On freedom of expression, we urge the government to accept recommendationsd by the United Kingdom, Australia and the United States to repeal the Sedition Act 1948. We also support the call by Ireland, Japan, Austria, Czech Republic, Poland and Hungary to repeal or amend or revise the Printing Presses and Publications Act 1984 and the Official Secrets Act 1972, which have had a negative impact on freedom of expression, and to bring them in line with human rights standards. The latest amendment of the introduction of Section 203A of the Penal Code occurred too soon to have been picked up during the review, but was raised by COMANGO and the Bar Council in their meetings with permanent missions. Denmark made a specific reference to amending Section 114A of the Evidence Act 1950 to remove the presumption in relation to Internet and other electronic media postings.
There was a good cross-section of countries that called for a moratorium on the use of the death penalty leading towards its abolition, and an end to mandatory death sentences in general, and for drug-related offences in particular. We share the concerns raised by the Netherlands regarding police conduct and the use of torture, and echo New Zealand’s recommendation for the setting up of an Independent Police Complaints and Misconduct Commission.

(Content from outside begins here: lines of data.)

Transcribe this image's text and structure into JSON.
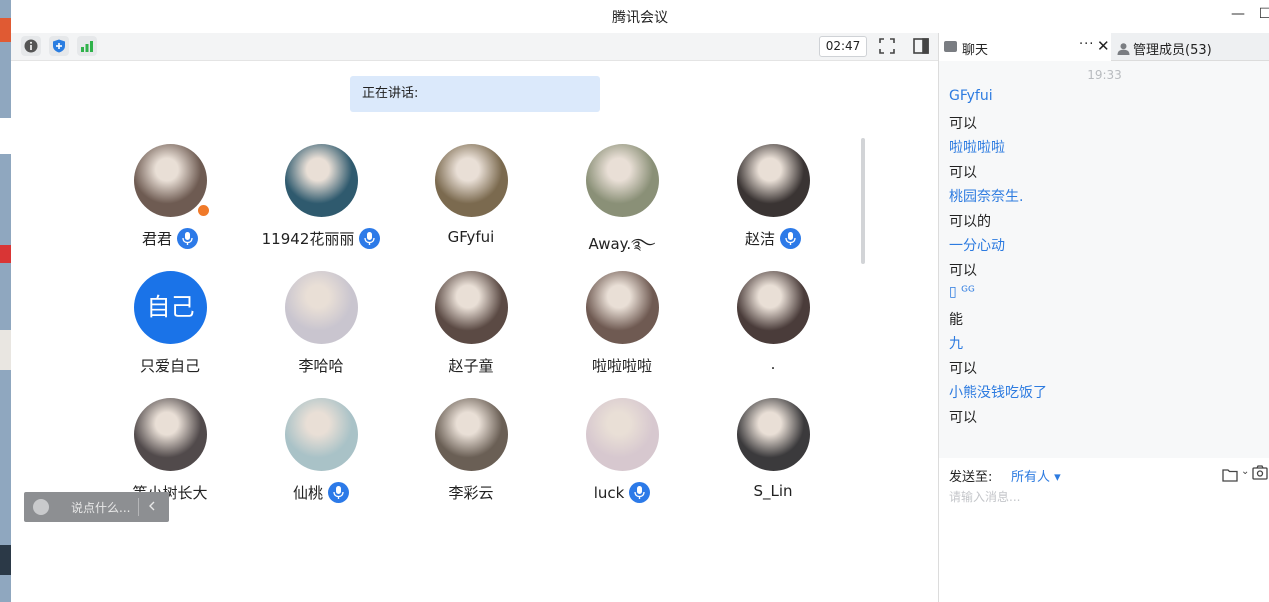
{
  "window": {
    "title": "腾讯会议",
    "minimize_glyph": "—",
    "maximize_glyph": "☐"
  },
  "toolbar": {
    "info_icon": "info-icon",
    "shield_icon": "shield-plus-icon",
    "signal_icon": "signal-bars-icon",
    "timer": "02:47",
    "fullscreen_icon": "fullscreen-icon",
    "layout_icon": "sidebar-layout-icon"
  },
  "stage": {
    "speaking_label": "正在讲话:",
    "participants": [
      {
        "name": "君君",
        "mic": true,
        "host": true,
        "avatar_color": "#6e5b52"
      },
      {
        "name": "11942花丽丽",
        "mic": true,
        "host": false,
        "avatar_color": "#2f5a6e"
      },
      {
        "name": "GFyfui",
        "mic": false,
        "host": false,
        "avatar_color": "#7b6a4f"
      },
      {
        "name": "Away.࿐",
        "mic": false,
        "host": false,
        "avatar_color": "#8a9077"
      },
      {
        "name": "赵洁",
        "mic": true,
        "host": false,
        "avatar_color": "#3a3433"
      },
      {
        "name": "只爱自己",
        "mic": false,
        "host": false,
        "self": true,
        "avatar_text": "自己",
        "avatar_color": "#1a73e8"
      },
      {
        "name": "李哈哈",
        "mic": false,
        "host": false,
        "avatar_color": "#c9c5cf"
      },
      {
        "name": "赵子童",
        "mic": false,
        "host": false,
        "avatar_color": "#5b4a44"
      },
      {
        "name": "啦啦啦啦",
        "mic": false,
        "host": false,
        "avatar_color": "#6f5a52"
      },
      {
        "name": ".",
        "mic": false,
        "host": false,
        "avatar_color": "#4a3c3a"
      },
      {
        "name": "等小树长大",
        "mic": false,
        "host": false,
        "avatar_color": "#514a4b"
      },
      {
        "name": "仙桃",
        "mic": true,
        "host": false,
        "avatar_color": "#a9c2c7"
      },
      {
        "name": "李彩云",
        "mic": false,
        "host": false,
        "avatar_color": "#6a5f55"
      },
      {
        "name": "luck",
        "mic": true,
        "host": false,
        "avatar_color": "#d7c8cf"
      },
      {
        "name": "S_Lin",
        "mic": false,
        "host": false,
        "avatar_color": "#3b3a3c"
      }
    ]
  },
  "quick_chat": {
    "emoji_icon": "emoji-icon",
    "placeholder": "说点什么...",
    "collapse_icon": "chevron-left-icon"
  },
  "panel": {
    "chat_tab_label": "聊天",
    "more_glyph": "···",
    "close_glyph": "✕",
    "members_tab_label": "管理成员(53)",
    "message_time": "19:33",
    "messages": [
      {
        "text": "GFyfui",
        "kind": "sender"
      },
      {
        "text": "可以",
        "kind": "body"
      },
      {
        "text": "啦啦啦啦",
        "kind": "sender"
      },
      {
        "text": "可以",
        "kind": "body"
      },
      {
        "text": "桃园奈奈生.",
        "kind": "sender"
      },
      {
        "text": "可以的",
        "kind": "body"
      },
      {
        "text": "一分心动",
        "kind": "sender"
      },
      {
        "text": "可以",
        "kind": "body"
      },
      {
        "text": "▯ ᴳᴳ",
        "kind": "sender"
      },
      {
        "text": "能",
        "kind": "body"
      },
      {
        "text": "九",
        "kind": "sender"
      },
      {
        "text": "可以",
        "kind": "body"
      },
      {
        "text": "小熊没钱吃饭了",
        "kind": "sender"
      },
      {
        "text": "可以",
        "kind": "body"
      }
    ],
    "send_to_label": "发送至:",
    "send_target": "所有人 ▾",
    "input_placeholder": "请输入消息...",
    "folder_icon": "folder-icon",
    "folder_chevron": "⌄",
    "screenshot_icon": "screenshot-icon"
  },
  "colors": {
    "accent": "#1a73e8",
    "sender_blue": "#2d7be0",
    "speaking_bg": "#dbe9fb"
  }
}
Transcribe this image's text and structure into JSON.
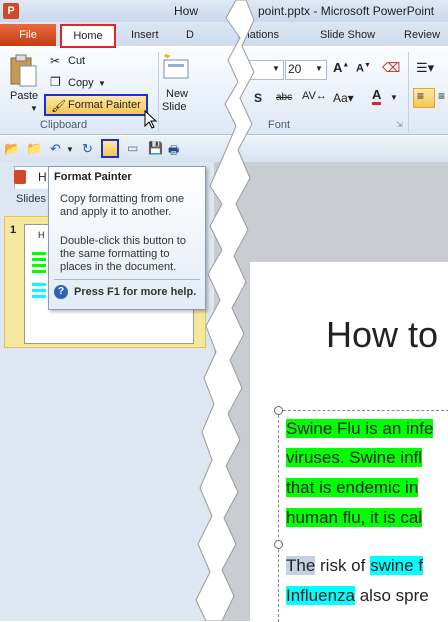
{
  "window": {
    "title_left": "How",
    "title_right": "point.pptx - Microsoft PowerPoint",
    "app_icon": "P"
  },
  "tabs": {
    "file": "File",
    "home": "Home",
    "insert": "Insert",
    "design_partial": "D",
    "animations_partial": "imations",
    "slide_show": "Slide Show",
    "review": "Review"
  },
  "ribbon": {
    "clipboard": {
      "paste": "Paste",
      "cut": "Cut",
      "copy": "Copy",
      "format_painter": "Format Painter",
      "group_label": "Clipboard"
    },
    "slides": {
      "new_slide_line1": "New",
      "new_slide_line2": "Slide"
    },
    "font": {
      "size": "20",
      "group_label": "Font"
    }
  },
  "left_pane": {
    "doc_tab_partial": "H",
    "slides_label": "Slides",
    "thumb_number": "1",
    "thumb_title": "H"
  },
  "tooltip": {
    "title": "Format Painter",
    "body1": "Copy formatting from one and apply it to another.",
    "body2": "Double-click this button to the same formatting to places in the document.",
    "help": "Press F1 for more help."
  },
  "slide": {
    "title": "How to",
    "lines": [
      "Swine Flu is an infe",
      "viruses. Swine infl",
      "that is endemic in",
      "human flu, it is cal"
    ],
    "para2_line1": [
      "The",
      " risk of ",
      "swine f"
    ],
    "para2_line2": [
      "Influenza",
      " also spre"
    ]
  },
  "colors": {
    "highlight_green": "#00ff00",
    "highlight_cyan": "#00ffff",
    "callout_red": "#e0262b",
    "callout_blue": "#1a2fd0"
  }
}
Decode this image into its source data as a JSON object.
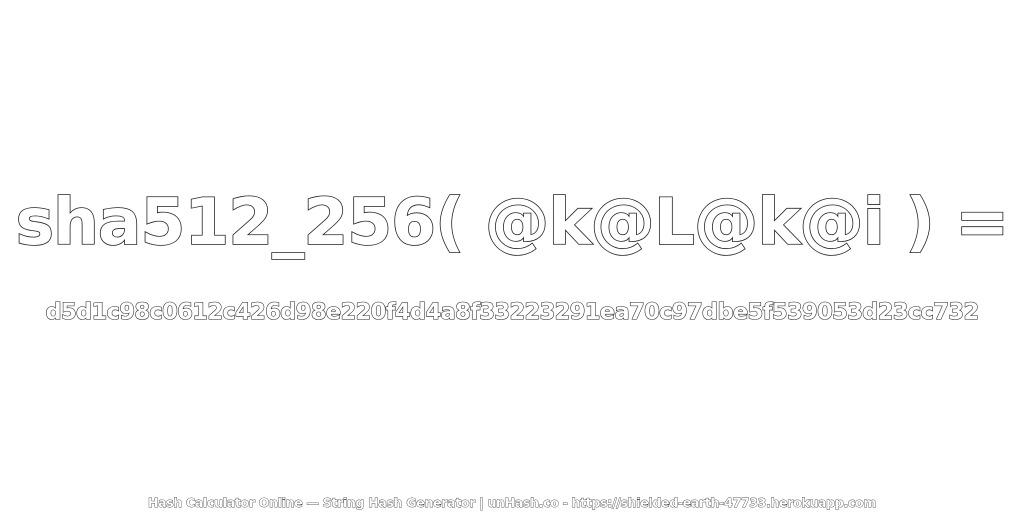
{
  "expression": "sha512_256( @k@L@k@i ) =",
  "hash_value": "d5d1c98c0612c426d98e220f4d4a8f33223291ea70c97dbe5f539053d23cc732",
  "footer": "Hash Calculator Online — String Hash Generator | unHash.co - https://shielded-earth-47733.herokuapp.com",
  "colors": {
    "background": "#ffffff",
    "text_fill": "#ffffff",
    "text_outline": "#222222"
  }
}
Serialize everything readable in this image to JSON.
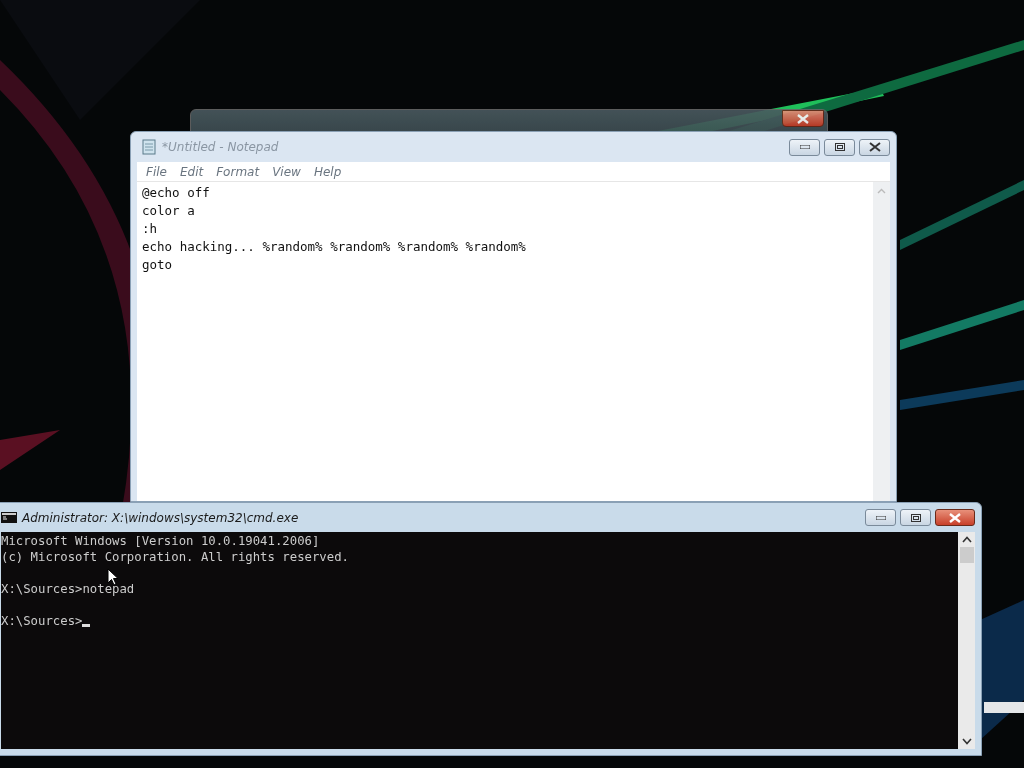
{
  "notepad": {
    "title": "*Untitled - Notepad",
    "menu": [
      "File",
      "Edit",
      "Format",
      "View",
      "Help"
    ],
    "lines": [
      "@echo off",
      "color a",
      ":h",
      "echo hacking... %random% %random% %random% %random%",
      "goto"
    ]
  },
  "cmd": {
    "title": "Administrator: X:\\windows\\system32\\cmd.exe",
    "paragraphs": [
      [
        "Microsoft Windows [Version 10.0.19041.2006]",
        "(c) Microsoft Corporation. All rights reserved."
      ],
      [
        "X:\\Sources>notepad"
      ],
      [
        "X:\\Sources>"
      ]
    ],
    "cursor": true
  }
}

There was also a good cross-section of countries calling on Malaysia to do more to prevent violence against women, including recommendations by Canada, Chile and Italy to criminalise marital rape. We urge the government to accept these recommendations and take steps to remove the exception in Section 375 of the Penal Code. The improved role and status of women, especially in decision-making, and calls for an end to child and enforced marriages and more legal equality of Muslim women under Syariah law, were made. The Jabatan Kemajuan Islam Malaysia attempted to address the last concern, but gave examples of equality that did not actually deal with the issues raised in stakeholder submissions.
Not unexpectedly, there were calls by several countries to decriminalise sexual conduct between consenting same-sex couples, and to stop discrimination and maltreatment of lesbian, gay, bisexual and transgender persons.
Clearly there is a wide range of issues that Malaysia must address. One thread running through many of the recommendations made was the need for Malaysia to engage more with international human rights mechanisms, including the system of special procedures and special rapporteurs. Malaysia to-date has refused to extend a standing invitation to these special procedures and special rapporteurs Security Council, preferring to be cautious and issue selective invitations. As a current member of the Human Rights Council, Malaysia’s rate of cooperation with the special procedures and special rapporteurs, and its accession rate of international human rights instruments, leaves much to be desired. And although Malaysia steps down as a member of the Human Rights Council at the end of this year, it has announced that it is seeking election to the United Nations Security Council for the 2015-2017 term, and elections will take place in October 2014.
In our view, Malaysia needs to be far more convincing that it is committed to the international system of law and order premised on acceptance of and compliance with international human rights norms and standards. If Malaysia wants to be active in the front yard of the international geopolitical scene, it must do more than make an outward show of professing, promoting and protecting human rights in its own backyard.